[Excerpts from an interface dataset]
# # #

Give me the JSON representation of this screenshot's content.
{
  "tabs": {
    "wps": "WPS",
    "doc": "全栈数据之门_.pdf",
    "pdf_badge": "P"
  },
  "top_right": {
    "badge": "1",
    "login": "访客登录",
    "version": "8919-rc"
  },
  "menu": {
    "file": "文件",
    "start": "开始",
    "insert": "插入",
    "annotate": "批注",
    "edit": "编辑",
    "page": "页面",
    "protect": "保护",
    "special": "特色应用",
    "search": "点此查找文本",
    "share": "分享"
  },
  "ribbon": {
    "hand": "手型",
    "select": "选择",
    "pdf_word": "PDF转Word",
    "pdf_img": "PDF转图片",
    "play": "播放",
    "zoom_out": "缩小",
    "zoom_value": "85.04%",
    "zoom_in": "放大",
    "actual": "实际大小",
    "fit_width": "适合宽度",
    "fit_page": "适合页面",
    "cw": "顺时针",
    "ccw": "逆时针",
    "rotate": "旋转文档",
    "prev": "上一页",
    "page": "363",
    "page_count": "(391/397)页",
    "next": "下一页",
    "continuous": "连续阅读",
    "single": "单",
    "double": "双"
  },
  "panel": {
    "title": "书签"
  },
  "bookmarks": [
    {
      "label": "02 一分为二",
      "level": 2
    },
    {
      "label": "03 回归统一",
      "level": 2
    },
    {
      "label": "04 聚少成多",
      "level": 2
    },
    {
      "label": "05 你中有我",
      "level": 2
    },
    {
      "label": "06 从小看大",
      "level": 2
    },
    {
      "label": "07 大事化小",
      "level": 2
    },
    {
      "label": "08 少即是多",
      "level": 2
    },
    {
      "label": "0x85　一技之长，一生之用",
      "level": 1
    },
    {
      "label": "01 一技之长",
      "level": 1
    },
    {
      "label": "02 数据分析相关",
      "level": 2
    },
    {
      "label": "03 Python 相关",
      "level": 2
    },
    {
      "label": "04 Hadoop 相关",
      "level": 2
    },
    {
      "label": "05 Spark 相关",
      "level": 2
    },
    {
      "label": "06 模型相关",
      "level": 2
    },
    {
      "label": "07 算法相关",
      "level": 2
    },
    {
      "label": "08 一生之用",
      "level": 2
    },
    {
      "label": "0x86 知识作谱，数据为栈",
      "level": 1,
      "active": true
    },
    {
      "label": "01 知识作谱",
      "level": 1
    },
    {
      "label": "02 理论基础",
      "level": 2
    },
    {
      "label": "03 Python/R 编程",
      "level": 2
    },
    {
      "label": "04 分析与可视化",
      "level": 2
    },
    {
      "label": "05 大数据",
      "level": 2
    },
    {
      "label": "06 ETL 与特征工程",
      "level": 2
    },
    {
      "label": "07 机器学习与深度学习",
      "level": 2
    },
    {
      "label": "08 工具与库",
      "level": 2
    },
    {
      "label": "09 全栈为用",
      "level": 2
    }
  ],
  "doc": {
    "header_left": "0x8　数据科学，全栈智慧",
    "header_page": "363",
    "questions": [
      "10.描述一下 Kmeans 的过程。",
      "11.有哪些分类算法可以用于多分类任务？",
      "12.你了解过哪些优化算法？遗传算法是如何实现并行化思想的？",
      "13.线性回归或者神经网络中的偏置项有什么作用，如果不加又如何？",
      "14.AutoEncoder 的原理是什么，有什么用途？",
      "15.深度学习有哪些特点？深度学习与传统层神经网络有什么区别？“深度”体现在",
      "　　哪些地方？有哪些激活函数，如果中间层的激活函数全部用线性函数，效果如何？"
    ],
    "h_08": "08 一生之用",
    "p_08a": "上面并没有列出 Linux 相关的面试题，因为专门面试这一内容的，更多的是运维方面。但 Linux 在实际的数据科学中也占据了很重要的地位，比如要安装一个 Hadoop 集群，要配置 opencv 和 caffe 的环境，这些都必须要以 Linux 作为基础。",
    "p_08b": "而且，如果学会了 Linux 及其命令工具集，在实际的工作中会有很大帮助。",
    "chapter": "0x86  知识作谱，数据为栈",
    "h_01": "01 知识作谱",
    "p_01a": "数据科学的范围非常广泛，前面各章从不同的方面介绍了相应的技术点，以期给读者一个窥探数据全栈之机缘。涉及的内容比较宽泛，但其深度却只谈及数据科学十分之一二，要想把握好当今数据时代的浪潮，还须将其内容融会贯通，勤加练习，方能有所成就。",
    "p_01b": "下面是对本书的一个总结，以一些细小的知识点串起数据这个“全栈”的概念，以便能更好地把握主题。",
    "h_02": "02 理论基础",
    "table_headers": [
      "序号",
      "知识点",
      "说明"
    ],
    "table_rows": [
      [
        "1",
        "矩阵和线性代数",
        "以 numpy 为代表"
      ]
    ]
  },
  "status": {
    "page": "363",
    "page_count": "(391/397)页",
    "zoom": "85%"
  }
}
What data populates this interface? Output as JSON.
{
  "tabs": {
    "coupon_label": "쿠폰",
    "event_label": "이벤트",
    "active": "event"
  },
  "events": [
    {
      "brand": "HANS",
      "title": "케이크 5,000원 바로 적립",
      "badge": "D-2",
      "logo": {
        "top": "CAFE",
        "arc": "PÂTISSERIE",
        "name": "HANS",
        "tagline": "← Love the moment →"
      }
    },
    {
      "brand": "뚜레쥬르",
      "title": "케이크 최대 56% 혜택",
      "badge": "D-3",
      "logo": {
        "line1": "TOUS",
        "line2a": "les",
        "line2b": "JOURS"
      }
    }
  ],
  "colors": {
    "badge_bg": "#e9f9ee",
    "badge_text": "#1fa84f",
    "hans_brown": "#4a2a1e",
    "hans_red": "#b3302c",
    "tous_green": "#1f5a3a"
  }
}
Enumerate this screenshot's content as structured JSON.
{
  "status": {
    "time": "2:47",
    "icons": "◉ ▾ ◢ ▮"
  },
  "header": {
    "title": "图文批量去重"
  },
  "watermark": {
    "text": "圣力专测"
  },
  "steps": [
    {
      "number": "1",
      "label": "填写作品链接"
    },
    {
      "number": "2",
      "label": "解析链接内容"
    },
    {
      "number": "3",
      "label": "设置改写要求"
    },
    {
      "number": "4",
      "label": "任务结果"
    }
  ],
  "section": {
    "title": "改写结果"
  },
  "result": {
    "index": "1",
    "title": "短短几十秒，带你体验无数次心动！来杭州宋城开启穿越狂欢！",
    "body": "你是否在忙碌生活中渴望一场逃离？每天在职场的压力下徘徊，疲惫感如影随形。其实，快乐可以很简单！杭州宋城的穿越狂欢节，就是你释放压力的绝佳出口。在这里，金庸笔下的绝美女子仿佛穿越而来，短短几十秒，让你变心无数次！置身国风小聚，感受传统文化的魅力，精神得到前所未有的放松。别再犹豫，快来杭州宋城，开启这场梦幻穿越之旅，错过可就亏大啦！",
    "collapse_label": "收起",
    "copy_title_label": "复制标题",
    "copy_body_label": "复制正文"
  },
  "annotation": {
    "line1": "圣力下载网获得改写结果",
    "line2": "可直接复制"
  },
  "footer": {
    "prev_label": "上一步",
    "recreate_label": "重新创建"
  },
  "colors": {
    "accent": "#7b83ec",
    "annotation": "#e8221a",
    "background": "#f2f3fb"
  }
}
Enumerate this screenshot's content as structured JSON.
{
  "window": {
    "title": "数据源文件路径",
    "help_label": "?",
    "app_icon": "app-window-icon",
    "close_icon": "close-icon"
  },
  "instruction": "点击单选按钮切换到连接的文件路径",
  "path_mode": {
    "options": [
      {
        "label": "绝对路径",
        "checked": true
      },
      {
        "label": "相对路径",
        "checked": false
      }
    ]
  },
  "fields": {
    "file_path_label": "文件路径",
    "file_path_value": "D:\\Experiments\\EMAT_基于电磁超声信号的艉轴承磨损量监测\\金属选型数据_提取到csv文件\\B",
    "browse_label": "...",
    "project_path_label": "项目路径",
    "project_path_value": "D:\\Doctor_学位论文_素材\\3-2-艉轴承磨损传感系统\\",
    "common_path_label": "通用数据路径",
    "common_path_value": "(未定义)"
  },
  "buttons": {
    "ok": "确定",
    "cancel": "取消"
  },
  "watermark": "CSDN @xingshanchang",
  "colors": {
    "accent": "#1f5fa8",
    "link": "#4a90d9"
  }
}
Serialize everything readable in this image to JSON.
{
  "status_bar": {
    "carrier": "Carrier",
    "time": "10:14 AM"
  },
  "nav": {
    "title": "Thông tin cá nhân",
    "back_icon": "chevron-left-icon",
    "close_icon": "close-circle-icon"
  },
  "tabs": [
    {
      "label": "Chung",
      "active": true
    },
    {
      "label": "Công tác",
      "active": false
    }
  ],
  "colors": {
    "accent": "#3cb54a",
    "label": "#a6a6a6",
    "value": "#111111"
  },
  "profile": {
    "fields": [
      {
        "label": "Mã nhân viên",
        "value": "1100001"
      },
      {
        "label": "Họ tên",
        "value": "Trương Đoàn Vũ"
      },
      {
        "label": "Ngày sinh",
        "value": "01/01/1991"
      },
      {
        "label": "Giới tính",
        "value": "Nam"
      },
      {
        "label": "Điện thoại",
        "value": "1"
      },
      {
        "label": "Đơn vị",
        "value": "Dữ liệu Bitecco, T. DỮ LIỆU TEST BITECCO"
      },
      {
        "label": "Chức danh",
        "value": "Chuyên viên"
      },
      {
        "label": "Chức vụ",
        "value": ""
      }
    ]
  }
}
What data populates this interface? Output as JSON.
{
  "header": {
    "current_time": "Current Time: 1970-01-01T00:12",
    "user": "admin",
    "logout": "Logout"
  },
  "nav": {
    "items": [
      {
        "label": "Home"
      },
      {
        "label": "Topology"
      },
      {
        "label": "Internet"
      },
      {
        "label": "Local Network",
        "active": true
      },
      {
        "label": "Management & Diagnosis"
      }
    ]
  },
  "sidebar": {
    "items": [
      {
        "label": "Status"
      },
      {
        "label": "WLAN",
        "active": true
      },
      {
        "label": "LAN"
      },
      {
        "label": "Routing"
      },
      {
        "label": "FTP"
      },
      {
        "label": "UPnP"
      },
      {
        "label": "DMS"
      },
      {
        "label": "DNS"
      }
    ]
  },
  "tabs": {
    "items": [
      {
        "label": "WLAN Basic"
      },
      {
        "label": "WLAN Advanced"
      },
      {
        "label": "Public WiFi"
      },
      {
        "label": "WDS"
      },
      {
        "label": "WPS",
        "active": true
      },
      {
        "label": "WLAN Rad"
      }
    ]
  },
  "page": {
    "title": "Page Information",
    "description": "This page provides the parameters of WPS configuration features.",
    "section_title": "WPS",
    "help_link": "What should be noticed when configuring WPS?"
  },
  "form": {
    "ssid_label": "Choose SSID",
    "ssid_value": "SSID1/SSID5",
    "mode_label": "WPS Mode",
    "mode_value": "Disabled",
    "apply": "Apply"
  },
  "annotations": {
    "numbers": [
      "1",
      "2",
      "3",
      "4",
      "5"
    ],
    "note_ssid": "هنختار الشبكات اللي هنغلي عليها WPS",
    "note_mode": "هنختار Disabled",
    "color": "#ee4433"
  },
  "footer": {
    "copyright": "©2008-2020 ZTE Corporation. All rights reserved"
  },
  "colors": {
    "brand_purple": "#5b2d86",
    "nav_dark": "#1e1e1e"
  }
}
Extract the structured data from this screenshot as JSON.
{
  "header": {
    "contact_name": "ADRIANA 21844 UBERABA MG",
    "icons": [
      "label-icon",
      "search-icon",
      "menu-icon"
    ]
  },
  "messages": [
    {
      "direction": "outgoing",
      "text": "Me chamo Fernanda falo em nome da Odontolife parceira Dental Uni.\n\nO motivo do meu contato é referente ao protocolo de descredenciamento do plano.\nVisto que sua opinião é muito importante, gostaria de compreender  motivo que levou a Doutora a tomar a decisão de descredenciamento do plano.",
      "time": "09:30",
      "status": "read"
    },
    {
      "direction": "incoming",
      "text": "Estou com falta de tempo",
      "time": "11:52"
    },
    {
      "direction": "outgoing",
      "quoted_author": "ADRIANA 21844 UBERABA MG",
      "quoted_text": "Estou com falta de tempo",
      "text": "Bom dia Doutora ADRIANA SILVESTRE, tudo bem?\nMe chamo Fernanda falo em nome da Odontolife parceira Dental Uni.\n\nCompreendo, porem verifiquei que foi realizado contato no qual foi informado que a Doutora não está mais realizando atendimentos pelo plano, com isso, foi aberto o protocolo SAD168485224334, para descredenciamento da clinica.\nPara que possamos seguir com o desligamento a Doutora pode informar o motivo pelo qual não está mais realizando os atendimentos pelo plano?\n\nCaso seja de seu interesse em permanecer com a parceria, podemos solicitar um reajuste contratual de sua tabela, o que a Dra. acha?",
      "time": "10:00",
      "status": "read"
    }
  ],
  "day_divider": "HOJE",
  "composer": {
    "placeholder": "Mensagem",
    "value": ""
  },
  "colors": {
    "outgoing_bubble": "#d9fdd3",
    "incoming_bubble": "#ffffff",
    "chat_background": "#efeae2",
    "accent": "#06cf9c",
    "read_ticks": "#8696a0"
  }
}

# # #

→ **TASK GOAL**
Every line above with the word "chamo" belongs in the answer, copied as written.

→ **PROBLEM SOLUTION**
      "text": "Me chamo Fernanda falo em nome da Odontolife parceira Dental Uni.\n\nO motivo do meu contato é referente ao protocolo de descredenciamento do plano.\nVisto que sua opinião é muito importante, gostaria de compreender  motivo que levou a Doutora a tomar a decisão de descredenciamento do plano.",
      "text": "Bom dia Doutora ADRIANA SILVESTRE, tudo bem?\nMe chamo Fernanda falo em nome da Odontolife parceira Dental Uni.\n\nCompreendo, porem verifiquei que foi realizado contato no qual foi informado que a Doutora não está mais realizando atendimentos pelo plano, com isso, foi aberto o protocolo SAD168485224334, para descredenciamento da clinica.\nPara que possamos seguir com o desligamento a Doutora pode informar o motivo pelo qual não está mais realizando os atendimentos pelo plano?\n\nCaso seja de seu interesse em permanecer com a parceria, podemos solicitar um reajuste contratual de sua tabela, o que a Dra. acha?",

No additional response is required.